=== What is needed ===
When the string "title" is part of a line below, that line should be copied.

=== Data records ===
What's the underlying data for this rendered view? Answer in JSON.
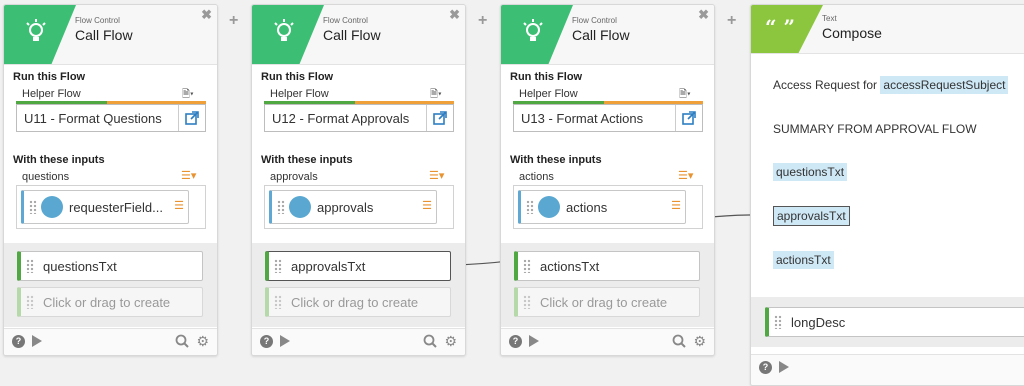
{
  "cards": [
    {
      "category": "Flow Control",
      "name": "Call Flow",
      "run_label": "Run this Flow",
      "helper_label": "Helper Flow",
      "flow_value": "U11 - Format Questions",
      "inputs_label": "With these inputs",
      "input_name": "questions",
      "input_chip": "requesterField...",
      "output_var": "questionsTxt",
      "create_placeholder": "Click or drag to create"
    },
    {
      "category": "Flow Control",
      "name": "Call Flow",
      "run_label": "Run this Flow",
      "helper_label": "Helper Flow",
      "flow_value": "U12 - Format Approvals",
      "inputs_label": "With these inputs",
      "input_name": "approvals",
      "input_chip": "approvals",
      "output_var": "approvalsTxt",
      "create_placeholder": "Click or drag to create"
    },
    {
      "category": "Flow Control",
      "name": "Call Flow",
      "run_label": "Run this Flow",
      "helper_label": "Helper Flow",
      "flow_value": "U13 - Format Actions",
      "inputs_label": "With these inputs",
      "input_name": "actions",
      "input_chip": "actions",
      "output_var": "actionsTxt",
      "create_placeholder": "Click or drag to create"
    }
  ],
  "compose": {
    "category": "Text",
    "name": "Compose",
    "line1_prefix": "Access Request for",
    "line1_pill": "accessRequestSubject",
    "summary": "SUMMARY FROM APPROVAL FLOW",
    "pill_questions": "questionsTxt",
    "pill_approvals": "approvalsTxt",
    "pill_actions": "actionsTxt",
    "output_var": "longDesc",
    "quote_icon": "“ ”"
  },
  "icons": {
    "bulb": "lightbulb-icon",
    "close": "close-icon",
    "db": "database-icon",
    "link": "external-link-icon",
    "list": "list-icon",
    "help": "help-icon",
    "play": "play-icon",
    "search": "search-icon",
    "gear": "gear-icon",
    "plus": "plus-icon"
  },
  "colors": {
    "flow_green": "#3cbf74",
    "text_green": "#8cc63e",
    "chip_blue": "#5aa8d2",
    "accent_orange": "#e8932f",
    "pill_bg": "#cfe8f5"
  }
}
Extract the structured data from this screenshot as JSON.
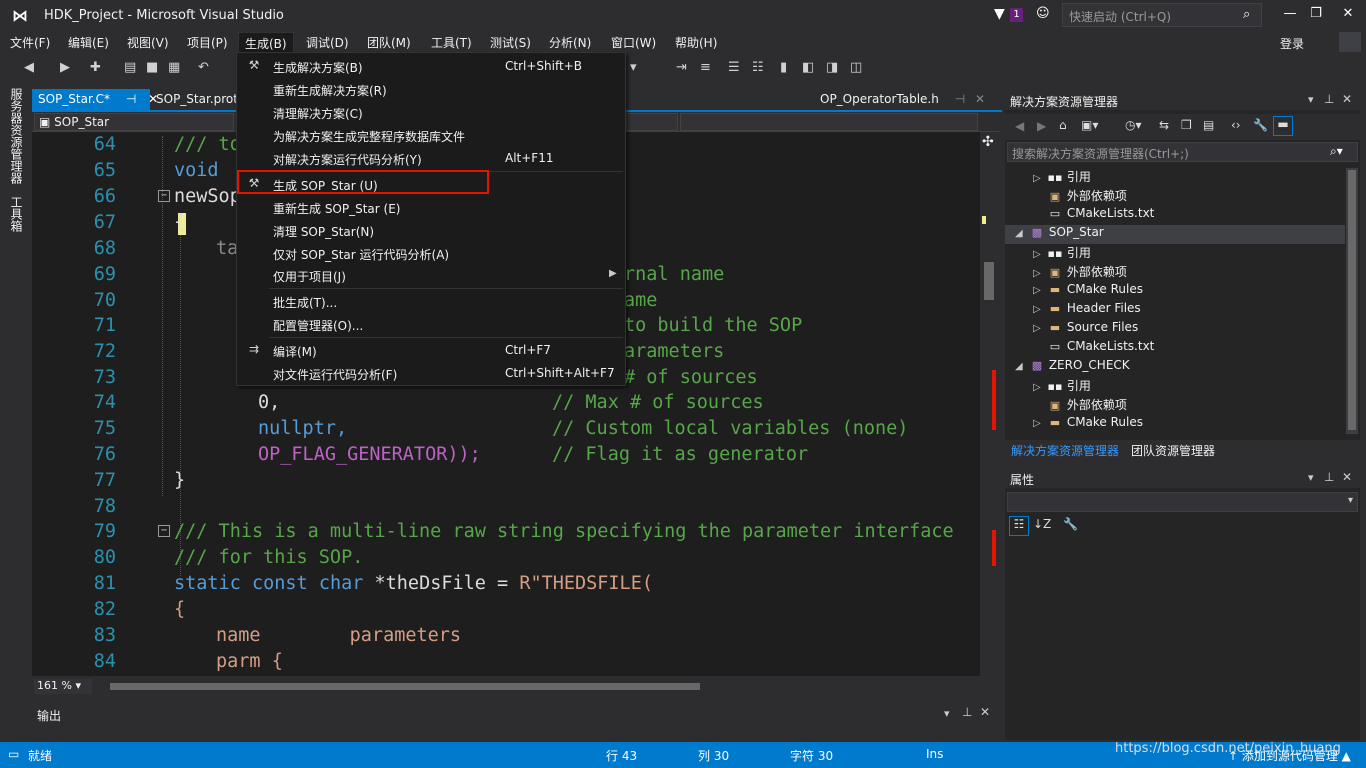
{
  "window": {
    "title": "HDK_Project - Microsoft Visual Studio",
    "notification_count": "1",
    "quick_launch_placeholder": "快速启动 (Ctrl+Q)",
    "sign_in": "登录"
  },
  "menu": [
    {
      "label": "文件(F)"
    },
    {
      "label": "编辑(E)"
    },
    {
      "label": "视图(V)"
    },
    {
      "label": "项目(P)"
    },
    {
      "label": "生成(B)",
      "active": true
    },
    {
      "label": "调试(D)"
    },
    {
      "label": "团队(M)"
    },
    {
      "label": "工具(T)"
    },
    {
      "label": "测试(S)"
    },
    {
      "label": "分析(N)"
    },
    {
      "label": "窗口(W)"
    },
    {
      "label": "帮助(H)"
    }
  ],
  "build_menu": [
    {
      "label": "生成解决方案(B)",
      "shortcut": "Ctrl+Shift+B",
      "icon": "build-icon"
    },
    {
      "label": "重新生成解决方案(R)",
      "shortcut": ""
    },
    {
      "label": "清理解决方案(C)",
      "shortcut": ""
    },
    {
      "label": "为解决方案生成完整程序数据库文件",
      "shortcut": ""
    },
    {
      "label": "对解决方案运行代码分析(Y)",
      "shortcut": "Alt+F11"
    },
    {
      "label": "生成 SOP_Star (U)",
      "shortcut": "",
      "icon": "build-icon",
      "highlighted": true
    },
    {
      "label": "重新生成 SOP_Star (E)",
      "shortcut": ""
    },
    {
      "label": "清理 SOP_Star(N)",
      "shortcut": ""
    },
    {
      "label": "仅对 SOP_Star 运行代码分析(A)",
      "shortcut": ""
    },
    {
      "label": "仅用于项目(J)",
      "shortcut": "",
      "submenu": true
    },
    {
      "label": "批生成(T)...",
      "shortcut": ""
    },
    {
      "label": "配置管理器(O)...",
      "shortcut": ""
    },
    {
      "label": "编译(M)",
      "shortcut": "Ctrl+F7",
      "icon": "compile-icon"
    },
    {
      "label": "对文件运行代码分析(F)",
      "shortcut": "Ctrl+Shift+Alt+F7"
    }
  ],
  "left_strip": {
    "server_explorer": "服务器资源管理器",
    "toolbox": "工具箱"
  },
  "doc_tabs": {
    "active": "SOP_Star.C*",
    "second": "SOP_Star.prot",
    "right": "OP_OperatorTable.h"
  },
  "nav": {
    "scope": "SOP_Star"
  },
  "code_lines": [
    {
      "n": "64",
      "text": "/// to"
    },
    {
      "n": "65",
      "text": "void"
    },
    {
      "n": "66",
      "text": "newSop"
    },
    {
      "n": "67",
      "text": "{"
    },
    {
      "n": "68",
      "text": "ta"
    },
    {
      "n": "69",
      "text": "rnal name"
    },
    {
      "n": "70",
      "text": "ame"
    },
    {
      "n": "71",
      "text": "to build the SOP"
    },
    {
      "n": "72",
      "text": "arameters"
    },
    {
      "n": "73",
      "text": "# of sources"
    },
    {
      "n": "74",
      "text": "0,",
      "comment": "// Max # of sources"
    },
    {
      "n": "75",
      "text": "nullptr,",
      "comment": "// Custom local variables (none)"
    },
    {
      "n": "76",
      "text": "OP_FLAG_GENERATOR));",
      "comment": "// Flag it as generator"
    },
    {
      "n": "77",
      "text": "}"
    },
    {
      "n": "78",
      "text": ""
    },
    {
      "n": "79",
      "text": "/// This is a multi-line raw string specifying the parameter interface"
    },
    {
      "n": "80",
      "text": "/// for this SOP."
    },
    {
      "n": "81",
      "text": "static const char *theDsFile = R\"THEDSFILE("
    },
    {
      "n": "82",
      "text": "{"
    },
    {
      "n": "83",
      "text": "name        parameters"
    },
    {
      "n": "84",
      "text": "parm {"
    }
  ],
  "code_kw": {
    "static": "static",
    "const": "const",
    "char": "char",
    "rest": " *theDsFile = ",
    "raw": "R\"THEDSFILE("
  },
  "editor": {
    "zoom": "161 %"
  },
  "output": {
    "title": "输出"
  },
  "solution_explorer": {
    "title": "解决方案资源管理器",
    "search_placeholder": "搜索解决方案资源管理器(Ctrl+;)",
    "items": [
      {
        "label": "引用",
        "icon": "references-icon",
        "indent": 1,
        "expand": true
      },
      {
        "label": "外部依赖项",
        "icon": "external-deps-icon",
        "indent": 1,
        "expand": false
      },
      {
        "label": "CMakeLists.txt",
        "icon": "file-icon",
        "indent": 1,
        "expand": false
      },
      {
        "label": "SOP_Star",
        "icon": "project-icon",
        "indent": 0,
        "expand": "open",
        "selected": true
      },
      {
        "label": "引用",
        "icon": "references-icon",
        "indent": 1,
        "expand": true
      },
      {
        "label": "外部依赖项",
        "icon": "external-deps-icon",
        "indent": 1,
        "expand": true
      },
      {
        "label": "CMake Rules",
        "icon": "folder-icon",
        "indent": 1,
        "expand": true
      },
      {
        "label": "Header Files",
        "icon": "folder-icon",
        "indent": 1,
        "expand": true
      },
      {
        "label": "Source Files",
        "icon": "folder-icon",
        "indent": 1,
        "expand": true
      },
      {
        "label": "CMakeLists.txt",
        "icon": "file-icon",
        "indent": 1,
        "expand": false
      },
      {
        "label": "ZERO_CHECK",
        "icon": "project-icon",
        "indent": 0,
        "expand": "open"
      },
      {
        "label": "引用",
        "icon": "references-icon",
        "indent": 1,
        "expand": true
      },
      {
        "label": "外部依赖项",
        "icon": "external-deps-icon",
        "indent": 1,
        "expand": false
      },
      {
        "label": "CMake Rules",
        "icon": "folder-icon",
        "indent": 1,
        "expand": true
      }
    ],
    "tab_solution": "解决方案资源管理器",
    "tab_team": "团队资源管理器"
  },
  "properties": {
    "title": "属性"
  },
  "status": {
    "ready": "就绪",
    "row": "行 43",
    "col": "列 30",
    "char": "字符 30",
    "ins": "Ins",
    "add_source": "↑ 添加到源代码管理 ▲"
  },
  "watermark": "https://blog.csdn.net/peixin_huang",
  "colors": {
    "accent": "#007acc",
    "highlight_border": "#e51400",
    "comment": "#57a64a",
    "keyword": "#569cd6",
    "macro": "#bd63c5"
  }
}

=== Response for this exercise ===
    "title": "HDK_Project - Microsoft Visual Studio",
    "title": "输出"
    "title": "解决方案资源管理器",
    "title": "属性"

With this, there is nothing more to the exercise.